The Importance of ERG's in the Workplace:
How ERG's can Influence their Employers!

By Randy K. DeBoer

There you sit at work. You are happy with the job you have, the salary is pretty decent, you have a retirement plan and pretty good medical benefits. On top of all that your employer, in their infinite wisdom offers Domestic Partner Benefits. As an out lesbian, gay, bisexual or transgendered individual you believe you have made it! It might even be possible that within your companies confines there exist a network of LGBT employees (Employee Resource Group/ERG) with official sponsorship by the company. But since the company passed the Domestic Partner Benefit package there doesn't seem to be much to "network"about because the company made the leap of faith that you hoped for. What more could there possibly be? If you have an organized Employee Resource Group (ERG) that seems to be at a standstill, it might be time to start looking and reaching outside the box.

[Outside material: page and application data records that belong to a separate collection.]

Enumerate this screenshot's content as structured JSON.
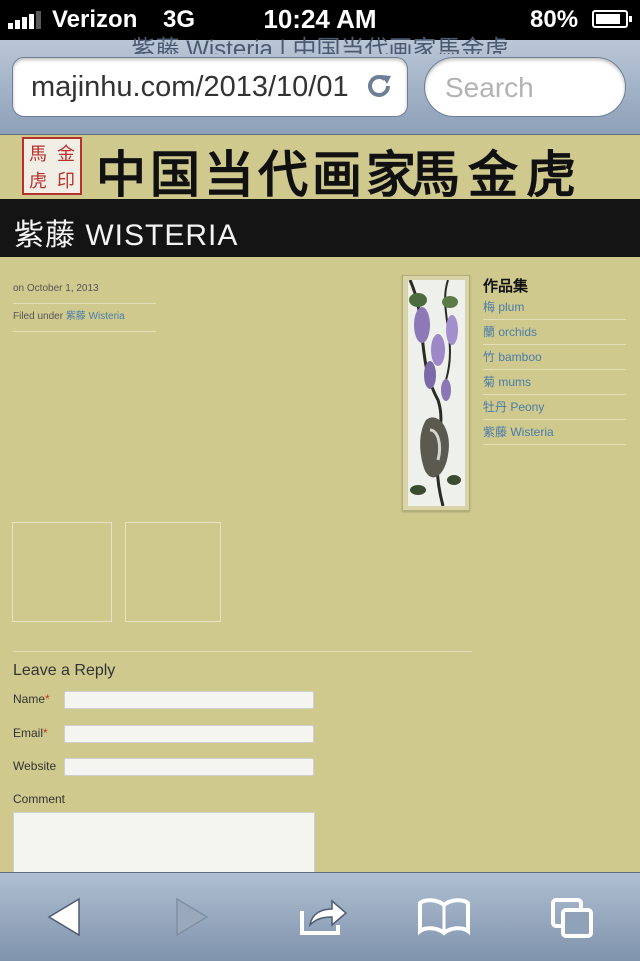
{
  "status_bar": {
    "carrier": "Verizon",
    "network": "3G",
    "time": "10:24 AM",
    "battery": "80%"
  },
  "browser": {
    "page_title": "紫藤 Wisteria | 中国当代画家馬金虎",
    "url": "majinhu.com/2013/10/01",
    "search_placeholder": "Search"
  },
  "site": {
    "seal_chars": [
      "馬",
      "金",
      "虎",
      "印"
    ],
    "calligraphy": "中国当代画家",
    "calligraphy_name": "馬金虎"
  },
  "post": {
    "title": "紫藤 WISTERIA",
    "date": "on October 1, 2013",
    "filed_prefix": "Filed under",
    "filed_category": "紫藤 Wisteria"
  },
  "sidebar": {
    "heading": "作品集",
    "items": [
      {
        "label": "梅 plum"
      },
      {
        "label": "蘭 orchids"
      },
      {
        "label": "竹 bamboo"
      },
      {
        "label": "菊 mums"
      },
      {
        "label": "牡丹 Peony"
      },
      {
        "label": "紫藤 Wisteria"
      }
    ]
  },
  "reply": {
    "title": "Leave a Reply",
    "name_label": "Name",
    "email_label": "Email",
    "website_label": "Website",
    "comment_label": "Comment",
    "required_mark": "*"
  },
  "toolbar": {
    "icons": [
      "back-arrow-icon",
      "forward-arrow-icon",
      "share-icon",
      "bookmarks-icon",
      "tabs-icon"
    ]
  }
}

As an organized group you most likely influenced your employer into taking that "leap" and making that decision to add DP benefits. But what's next? What other things can your organization "influence" to make a change in or out of the company? First, really take a hard look at what your employer believes "diversity" is. Do they truly value what the word means or do they just play lip service? Has your ERG run into roadblocks when it has attempted to move in a different direction? What is "Diversity" anyway? A couple of basic definitions, 1) The major dimensions of differences among people that cannot be changed but has a profound effect on how others regard us and what access to societal power and privileges we have; 2) People of different cultures, race gender, nationalities, sexual orientation, styles and other attributes. Why value diversity in the workplace? Changing demographics; competition of talent; improved employee morale/job satisfaction; improved customer service/satisfaction; enhanced reputation with in the community; increased sales/long term success. But when you sit in meetings at work and the discussion moves into diversity, do the majority of people still talk only about race/color/gender? If that's the case then there is much work to be done. If your ERG starts to think "out of the box" then it is time to get your employer to do the same. If you have Sexual Orientation added to the company EEO statement and DP Benefits, then it is time to expand what your employer can do for the LGBT community. But where? How?

My first suggestion would be that the ERG begin to think and act like a company. Create goals and objectives, and include short and long term plans. Build your ally base, internally and externally from the company. Seek coalitions with other ERG's within the company, if they exist (African American, Asian, Latino) and find the common goals and objectives that each of the groups will benefit from. Identify those things that will enhance your employers position within each of the identified communities. Look at Marketing, Community Relations and Educational opportunities. Ensure that your goals and objectives are reviewed and updated periodically, and match them as best you can to your employers overall goals and objectives.

Use your allies (internally & externally) to help get your message to the right management team. Have statistics (if available) about how your plan(s) will help enhance the company. Engage discussion; bring in experts from the community, people who are respected and valued representatives who can help sell your ideas and concepts.

While these are only suggestions, in many companies this has proven successful, AT&T, Levi Strauss, Kaiser Permanente (California), Charles Schwab, Microsoft, Apple, Hewlett-Packard, Xerox, Kodak and Many others. This is not an easy road to hoe and there will be bumps along the way but if you find the niche that works for your ERG you will be successful.

Randy K. DeBoer is vice-president of the Equality Project on Sexual Orientation (501c3). His most recent book is Smart Spending, the Gay and Lesbian Guide to Socially Responsible Shopping and Investing.